* **What is required**
Using the data that follows, state the number of lines holding the word "picture", and give no other output.

* **Extracted records**
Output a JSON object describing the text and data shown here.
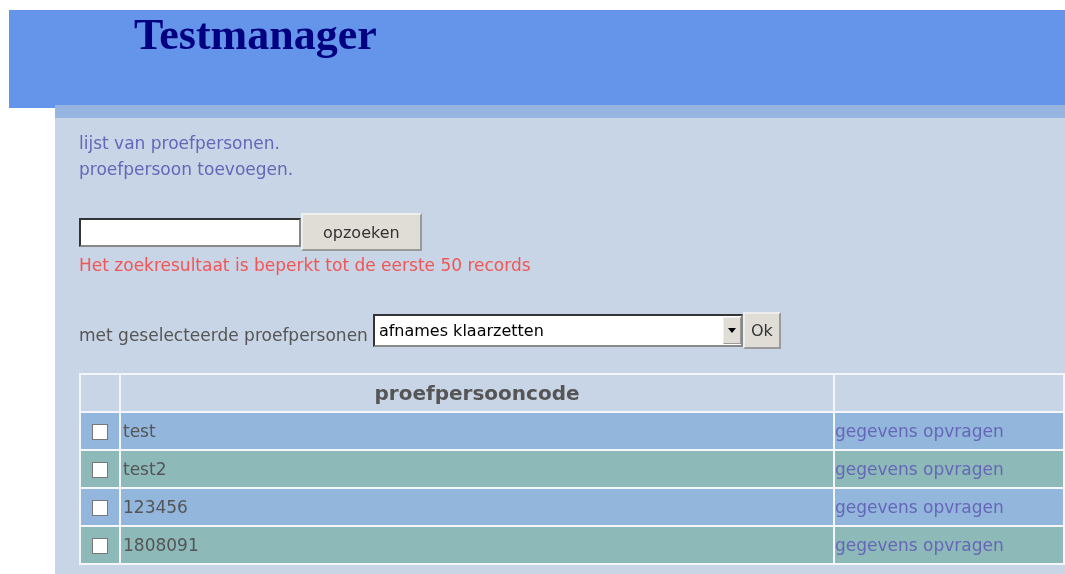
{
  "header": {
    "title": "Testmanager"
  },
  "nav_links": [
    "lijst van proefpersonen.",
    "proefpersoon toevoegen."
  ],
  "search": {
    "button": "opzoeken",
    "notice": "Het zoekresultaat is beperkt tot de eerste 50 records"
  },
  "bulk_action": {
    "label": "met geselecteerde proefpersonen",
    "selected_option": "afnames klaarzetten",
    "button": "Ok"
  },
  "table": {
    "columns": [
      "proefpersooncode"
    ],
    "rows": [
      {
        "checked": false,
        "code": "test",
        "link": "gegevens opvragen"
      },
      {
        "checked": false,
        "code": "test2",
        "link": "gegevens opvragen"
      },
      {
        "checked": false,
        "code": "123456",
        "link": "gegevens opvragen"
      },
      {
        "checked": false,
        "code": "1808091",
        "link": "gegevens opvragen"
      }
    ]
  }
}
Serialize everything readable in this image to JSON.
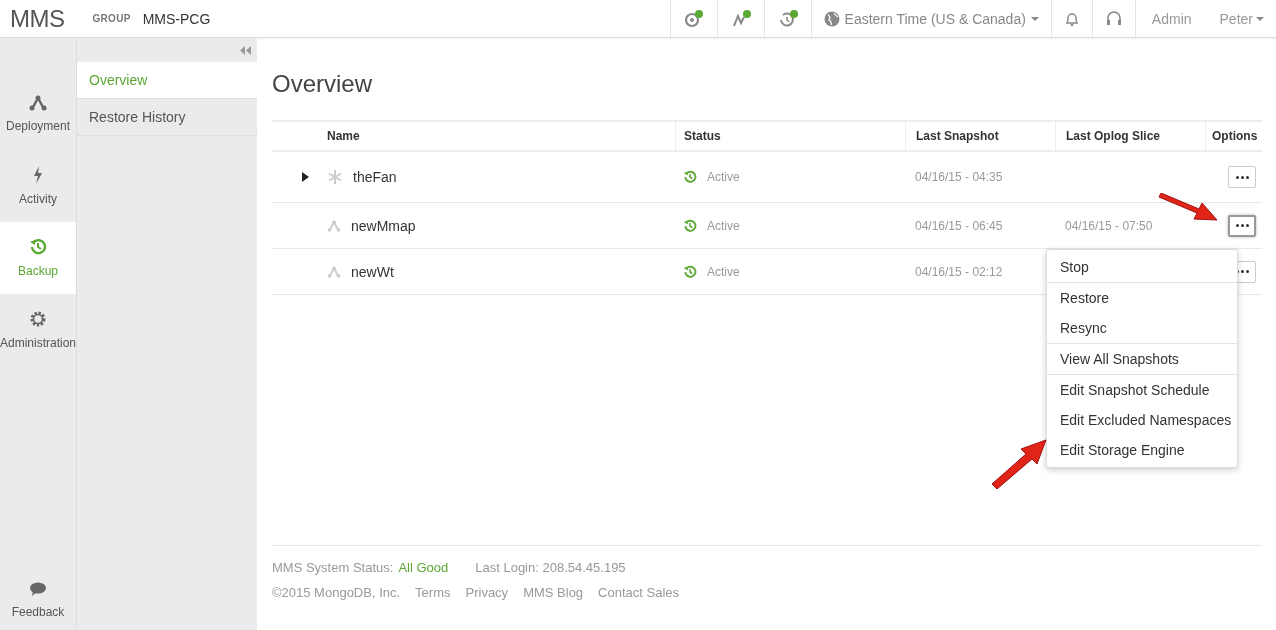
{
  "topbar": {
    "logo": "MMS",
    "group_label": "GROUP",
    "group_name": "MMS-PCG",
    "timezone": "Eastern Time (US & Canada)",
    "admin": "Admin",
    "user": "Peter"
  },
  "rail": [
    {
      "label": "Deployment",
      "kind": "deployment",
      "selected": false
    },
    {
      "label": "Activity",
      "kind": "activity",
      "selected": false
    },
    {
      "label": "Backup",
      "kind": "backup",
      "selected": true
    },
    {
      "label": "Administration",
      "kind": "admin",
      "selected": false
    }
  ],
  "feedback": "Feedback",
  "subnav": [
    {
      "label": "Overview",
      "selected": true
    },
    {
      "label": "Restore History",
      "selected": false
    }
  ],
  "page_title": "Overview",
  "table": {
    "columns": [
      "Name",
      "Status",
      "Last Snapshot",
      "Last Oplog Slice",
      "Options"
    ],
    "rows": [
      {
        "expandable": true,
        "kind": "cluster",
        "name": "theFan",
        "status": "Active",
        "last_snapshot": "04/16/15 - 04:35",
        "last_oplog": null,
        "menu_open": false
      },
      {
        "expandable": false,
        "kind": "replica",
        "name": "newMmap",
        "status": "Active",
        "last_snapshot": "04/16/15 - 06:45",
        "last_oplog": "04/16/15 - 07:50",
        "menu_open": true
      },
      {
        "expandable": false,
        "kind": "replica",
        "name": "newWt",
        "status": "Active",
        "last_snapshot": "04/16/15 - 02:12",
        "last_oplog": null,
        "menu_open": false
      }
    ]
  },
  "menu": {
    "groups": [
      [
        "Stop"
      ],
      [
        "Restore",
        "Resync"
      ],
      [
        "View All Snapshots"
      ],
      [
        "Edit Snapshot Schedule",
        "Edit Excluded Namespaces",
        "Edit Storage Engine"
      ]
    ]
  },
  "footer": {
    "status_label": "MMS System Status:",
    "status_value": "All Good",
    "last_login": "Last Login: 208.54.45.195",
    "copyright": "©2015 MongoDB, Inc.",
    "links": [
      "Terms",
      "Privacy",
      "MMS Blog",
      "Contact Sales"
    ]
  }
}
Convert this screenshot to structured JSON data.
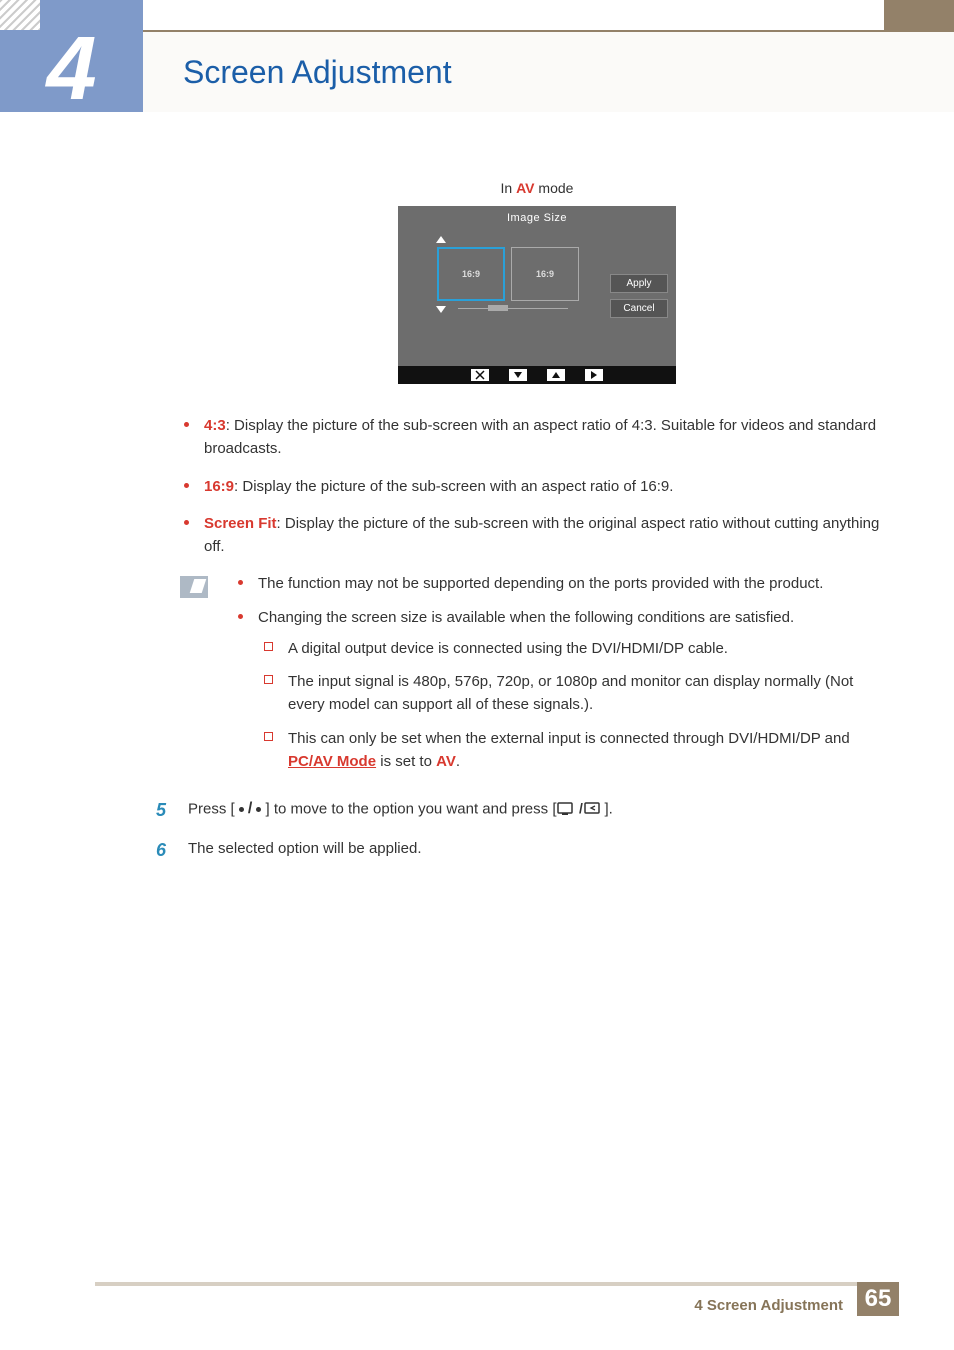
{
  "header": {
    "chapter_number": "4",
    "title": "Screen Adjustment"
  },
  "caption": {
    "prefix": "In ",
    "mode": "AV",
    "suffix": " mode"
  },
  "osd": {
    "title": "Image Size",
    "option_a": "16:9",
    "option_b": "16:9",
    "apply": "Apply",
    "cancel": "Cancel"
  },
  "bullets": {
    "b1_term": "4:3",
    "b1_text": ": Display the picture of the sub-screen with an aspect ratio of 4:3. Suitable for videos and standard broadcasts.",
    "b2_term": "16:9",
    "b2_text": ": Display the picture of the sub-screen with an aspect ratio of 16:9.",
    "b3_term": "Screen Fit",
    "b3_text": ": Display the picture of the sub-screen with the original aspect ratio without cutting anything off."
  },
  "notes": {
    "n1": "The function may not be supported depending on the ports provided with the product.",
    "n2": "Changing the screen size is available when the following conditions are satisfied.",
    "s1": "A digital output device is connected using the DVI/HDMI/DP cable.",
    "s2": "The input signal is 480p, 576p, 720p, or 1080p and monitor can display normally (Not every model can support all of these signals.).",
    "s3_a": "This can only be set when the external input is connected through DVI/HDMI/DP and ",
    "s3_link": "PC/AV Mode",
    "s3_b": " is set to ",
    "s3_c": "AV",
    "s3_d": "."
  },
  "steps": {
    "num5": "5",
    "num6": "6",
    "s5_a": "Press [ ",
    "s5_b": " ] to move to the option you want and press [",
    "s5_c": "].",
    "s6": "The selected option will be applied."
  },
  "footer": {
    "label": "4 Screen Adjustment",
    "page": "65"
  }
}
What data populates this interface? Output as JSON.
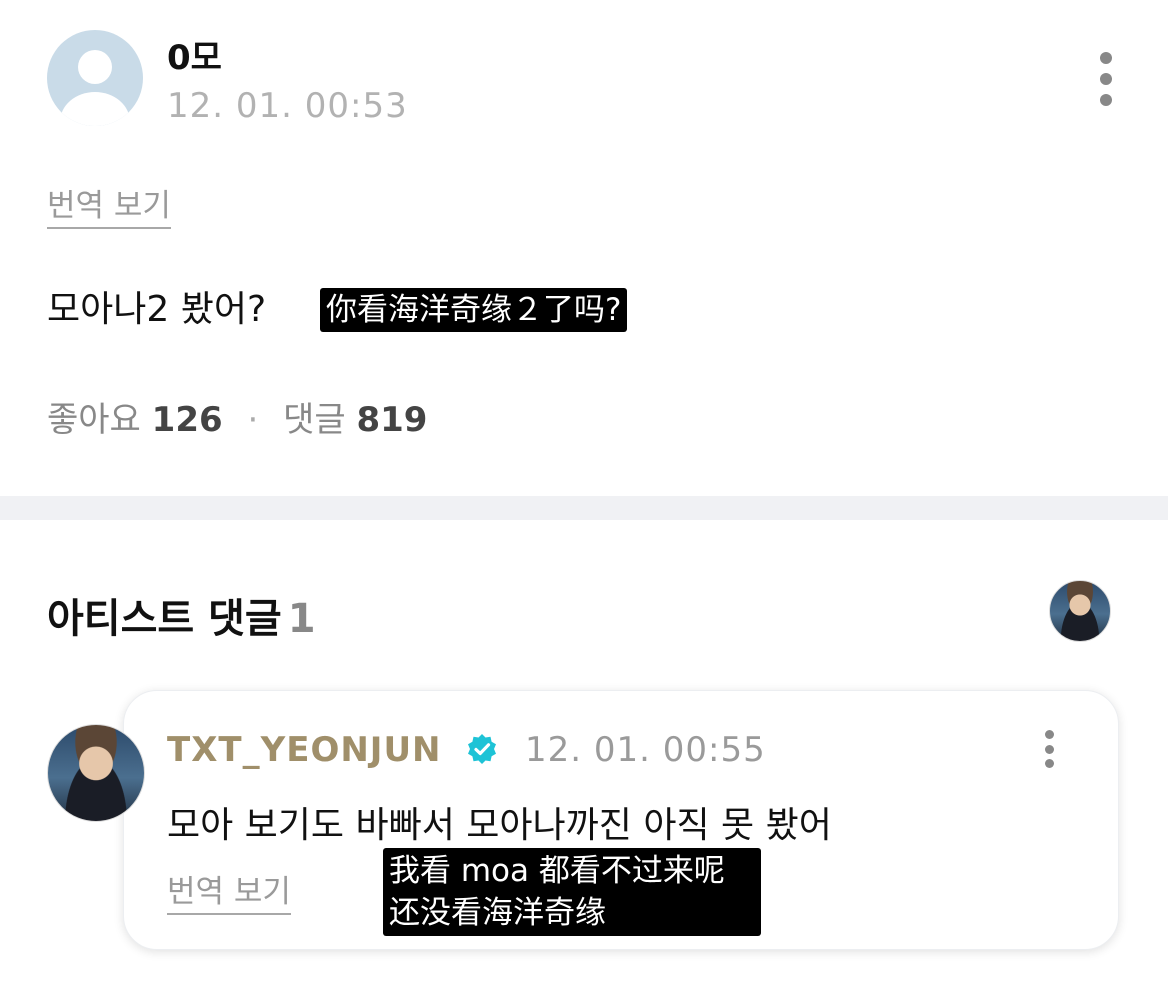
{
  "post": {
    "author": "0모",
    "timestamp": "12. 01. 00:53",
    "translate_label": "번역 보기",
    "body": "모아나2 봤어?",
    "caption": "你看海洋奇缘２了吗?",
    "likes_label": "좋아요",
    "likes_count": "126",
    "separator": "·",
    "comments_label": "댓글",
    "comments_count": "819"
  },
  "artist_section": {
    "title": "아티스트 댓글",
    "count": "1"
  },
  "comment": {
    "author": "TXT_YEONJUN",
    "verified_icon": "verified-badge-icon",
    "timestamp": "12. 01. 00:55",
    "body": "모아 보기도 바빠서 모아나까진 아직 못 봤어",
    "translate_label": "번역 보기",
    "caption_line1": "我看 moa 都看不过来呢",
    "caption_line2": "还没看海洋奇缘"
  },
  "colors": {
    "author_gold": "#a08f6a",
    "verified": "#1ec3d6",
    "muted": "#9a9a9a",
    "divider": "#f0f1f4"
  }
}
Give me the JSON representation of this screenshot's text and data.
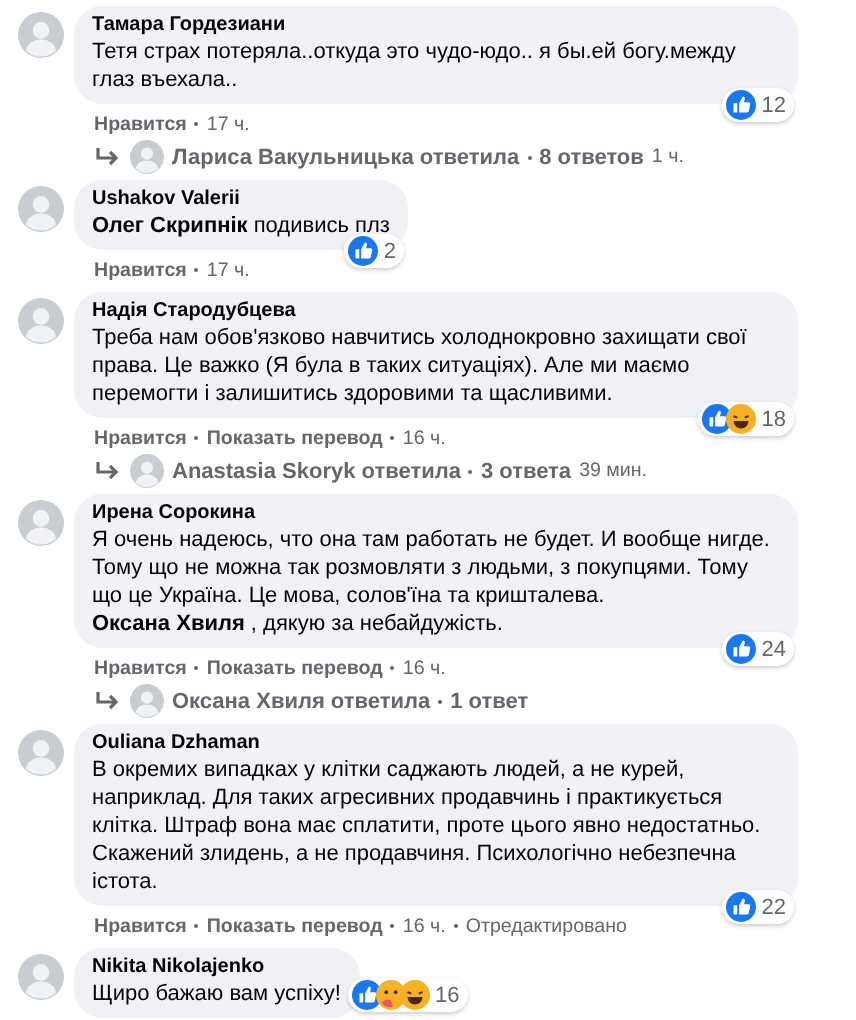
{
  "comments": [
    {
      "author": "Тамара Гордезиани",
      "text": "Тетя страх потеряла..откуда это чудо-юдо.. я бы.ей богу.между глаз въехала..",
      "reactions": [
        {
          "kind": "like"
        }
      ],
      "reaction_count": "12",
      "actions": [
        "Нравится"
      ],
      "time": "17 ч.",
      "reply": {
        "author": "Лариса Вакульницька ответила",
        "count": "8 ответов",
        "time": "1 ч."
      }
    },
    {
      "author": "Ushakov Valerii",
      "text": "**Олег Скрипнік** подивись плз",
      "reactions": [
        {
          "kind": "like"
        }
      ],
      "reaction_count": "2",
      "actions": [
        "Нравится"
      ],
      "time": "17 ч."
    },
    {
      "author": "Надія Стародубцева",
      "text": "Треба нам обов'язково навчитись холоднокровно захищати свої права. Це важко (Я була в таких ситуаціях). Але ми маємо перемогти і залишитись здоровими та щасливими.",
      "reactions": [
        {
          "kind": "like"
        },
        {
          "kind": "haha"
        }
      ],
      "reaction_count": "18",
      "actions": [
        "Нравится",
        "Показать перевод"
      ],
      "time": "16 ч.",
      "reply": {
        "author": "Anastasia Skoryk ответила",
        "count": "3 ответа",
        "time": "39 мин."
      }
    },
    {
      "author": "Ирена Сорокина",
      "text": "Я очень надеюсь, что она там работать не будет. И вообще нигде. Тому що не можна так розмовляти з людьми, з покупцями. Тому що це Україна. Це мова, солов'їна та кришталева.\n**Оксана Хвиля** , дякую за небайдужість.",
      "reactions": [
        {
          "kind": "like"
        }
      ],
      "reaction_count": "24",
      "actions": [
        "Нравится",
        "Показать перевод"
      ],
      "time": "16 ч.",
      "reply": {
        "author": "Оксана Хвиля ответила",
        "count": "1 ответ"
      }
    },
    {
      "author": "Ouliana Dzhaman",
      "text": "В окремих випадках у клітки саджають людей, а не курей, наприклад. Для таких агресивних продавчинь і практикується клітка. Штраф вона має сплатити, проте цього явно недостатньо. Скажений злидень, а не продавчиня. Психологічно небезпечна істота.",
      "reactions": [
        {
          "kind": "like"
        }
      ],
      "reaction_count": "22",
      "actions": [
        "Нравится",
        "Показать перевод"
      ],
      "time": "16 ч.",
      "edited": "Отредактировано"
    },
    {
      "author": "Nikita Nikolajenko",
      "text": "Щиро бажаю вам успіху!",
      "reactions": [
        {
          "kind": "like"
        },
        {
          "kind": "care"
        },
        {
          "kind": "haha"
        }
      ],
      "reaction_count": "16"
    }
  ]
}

* **Output of the task**
3